In Europe, dividend payouts tend to fluctuate more often than compared to their US peers. European dividend policies are more “business-driven” so to say; a certain percentage of the FCF (e.g. 30 – 40 %) is paid out which means that when the business is doing well, this results in a dividend increase and when the company is under pressure (e.g. due to an economic downturn), it is not uncommon to see a lower dividend payout. So, the challenges a company faces are to some extent passed through to the shareholders. There is clearly a different shareholder policy culture in the US and Europe. But either way, over the long term, the differences are marginal. Sometimes, it is prudent, to keep dividends steady or even cut them. For instance, in my opinion, US giant ExxonMobil should have cut its payout a long time ago to ride the oil price recovery from a position of strength and deliver its balance sheet. Being a dividend aristocrat in Europe can lead to unprudent decisions.
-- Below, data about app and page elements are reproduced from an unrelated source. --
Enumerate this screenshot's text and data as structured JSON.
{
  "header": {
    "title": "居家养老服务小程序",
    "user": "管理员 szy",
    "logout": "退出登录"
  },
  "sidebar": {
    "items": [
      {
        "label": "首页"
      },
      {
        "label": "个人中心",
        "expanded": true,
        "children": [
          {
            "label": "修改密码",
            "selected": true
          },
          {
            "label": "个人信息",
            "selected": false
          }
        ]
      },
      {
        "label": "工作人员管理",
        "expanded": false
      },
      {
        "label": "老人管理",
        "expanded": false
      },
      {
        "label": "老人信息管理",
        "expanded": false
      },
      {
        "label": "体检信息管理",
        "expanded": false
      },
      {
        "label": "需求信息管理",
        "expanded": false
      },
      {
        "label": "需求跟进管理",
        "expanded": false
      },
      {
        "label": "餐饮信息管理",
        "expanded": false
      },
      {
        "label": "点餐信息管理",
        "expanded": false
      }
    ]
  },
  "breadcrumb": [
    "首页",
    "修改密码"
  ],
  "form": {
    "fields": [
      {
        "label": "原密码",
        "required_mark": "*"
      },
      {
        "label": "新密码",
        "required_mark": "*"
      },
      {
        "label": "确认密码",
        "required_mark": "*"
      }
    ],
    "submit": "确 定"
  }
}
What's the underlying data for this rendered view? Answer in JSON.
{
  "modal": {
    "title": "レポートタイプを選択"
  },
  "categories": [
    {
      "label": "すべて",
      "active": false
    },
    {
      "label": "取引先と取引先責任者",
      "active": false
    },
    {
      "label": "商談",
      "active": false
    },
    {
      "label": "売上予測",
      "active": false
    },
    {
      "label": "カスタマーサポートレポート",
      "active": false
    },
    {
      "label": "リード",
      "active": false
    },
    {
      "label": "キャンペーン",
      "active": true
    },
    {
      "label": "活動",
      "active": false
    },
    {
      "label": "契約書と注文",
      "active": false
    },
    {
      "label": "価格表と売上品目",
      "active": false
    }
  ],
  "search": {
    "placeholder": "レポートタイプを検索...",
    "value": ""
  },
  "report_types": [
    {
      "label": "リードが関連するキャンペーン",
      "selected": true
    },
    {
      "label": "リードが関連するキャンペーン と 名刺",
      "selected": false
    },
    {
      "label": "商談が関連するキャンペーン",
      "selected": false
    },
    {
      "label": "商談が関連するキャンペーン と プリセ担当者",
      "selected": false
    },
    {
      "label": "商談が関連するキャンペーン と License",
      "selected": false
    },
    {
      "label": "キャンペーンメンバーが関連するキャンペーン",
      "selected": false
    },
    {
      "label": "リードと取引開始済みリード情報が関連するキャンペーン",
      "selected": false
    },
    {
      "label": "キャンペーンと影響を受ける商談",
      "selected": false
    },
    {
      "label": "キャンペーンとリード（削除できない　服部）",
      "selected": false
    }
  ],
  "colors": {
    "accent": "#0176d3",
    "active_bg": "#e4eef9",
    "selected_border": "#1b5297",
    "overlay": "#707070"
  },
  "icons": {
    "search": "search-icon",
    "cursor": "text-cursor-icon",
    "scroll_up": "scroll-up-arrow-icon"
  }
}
So, again back to Europe. You can find a nice group of European businesses that hiked their shareholder payouts over 25 in a row, but there are not all too many.
Three of them belong to the strongest businesses in Europe and they are my favorite defensive companies: I am writing/speaking about food and drink giant Nestlé and the two pharma companies Roche and Novartis. The cumulated market cap of these three Swiss companies represents more than 40 % of the Swiss Performance Index, which is kind of the equivalent of the S&P Index in the US. Some people lament that more than 50 % of the S&P is represented by the popular FANGMAN group (Facebook, Amazon, Apple, Netflix, Google (Alphabet), Microsoft, Nvididia). But the Swiss Performance Index is even more concentrated, on just three names.
But these three Swiss Dividend Aristocrats kind of play in a league on their own, they are the “European defensive mega players”. Nestlé has been increasing its dividends since 1959, Novartis has been hiking shareholder distributions since 1996, and Roche‘s payout has been climbing for over 35 years.
You can find a snapshot of Novartis and Roche in the article ARK Investment’s Swiss pharma holdings.
Please, check also out the article on Nestlé and its amazing stake in L’Oreal.
You are responsible for your own investment and financial decisions. This article is not, and should not be regarded as investment advice or as a recommendation regarding any particular security or course of action.